TASK TO CARRY OUT ->
Filter the entries, keeping every line with the string "Security".

AVAILABLE RECORDS ->
□ □ □

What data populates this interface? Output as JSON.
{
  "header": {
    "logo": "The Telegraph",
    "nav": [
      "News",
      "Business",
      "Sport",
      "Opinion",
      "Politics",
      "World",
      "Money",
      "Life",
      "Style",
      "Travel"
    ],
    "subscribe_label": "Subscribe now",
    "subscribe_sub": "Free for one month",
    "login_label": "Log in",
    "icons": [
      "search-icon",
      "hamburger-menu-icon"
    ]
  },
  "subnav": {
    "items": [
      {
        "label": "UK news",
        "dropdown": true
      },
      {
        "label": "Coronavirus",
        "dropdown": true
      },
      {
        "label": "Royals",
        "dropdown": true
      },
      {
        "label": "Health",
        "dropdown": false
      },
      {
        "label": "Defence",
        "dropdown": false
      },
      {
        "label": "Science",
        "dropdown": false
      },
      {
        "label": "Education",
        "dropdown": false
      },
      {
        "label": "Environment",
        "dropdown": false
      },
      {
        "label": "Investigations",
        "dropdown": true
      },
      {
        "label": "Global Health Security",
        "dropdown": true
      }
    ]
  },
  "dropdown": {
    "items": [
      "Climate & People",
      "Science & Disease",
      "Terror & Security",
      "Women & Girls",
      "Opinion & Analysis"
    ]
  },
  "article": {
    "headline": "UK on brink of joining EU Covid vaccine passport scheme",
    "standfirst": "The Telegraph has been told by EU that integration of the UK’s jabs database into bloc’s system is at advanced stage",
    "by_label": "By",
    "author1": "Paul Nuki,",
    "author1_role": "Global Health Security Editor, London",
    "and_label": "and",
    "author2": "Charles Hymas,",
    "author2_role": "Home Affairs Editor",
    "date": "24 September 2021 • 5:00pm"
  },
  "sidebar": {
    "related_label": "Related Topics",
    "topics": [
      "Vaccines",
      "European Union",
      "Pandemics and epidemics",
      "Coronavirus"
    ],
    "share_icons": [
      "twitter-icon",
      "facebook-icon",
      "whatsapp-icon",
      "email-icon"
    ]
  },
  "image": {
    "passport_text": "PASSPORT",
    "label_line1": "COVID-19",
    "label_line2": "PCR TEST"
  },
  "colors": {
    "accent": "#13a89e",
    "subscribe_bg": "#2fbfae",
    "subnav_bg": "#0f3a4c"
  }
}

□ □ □

EXERCISE RESPONSE ->
        "label": "Global Health Security",
      "Terror & Security",
    "author1_role": "Global Health Security Editor, London",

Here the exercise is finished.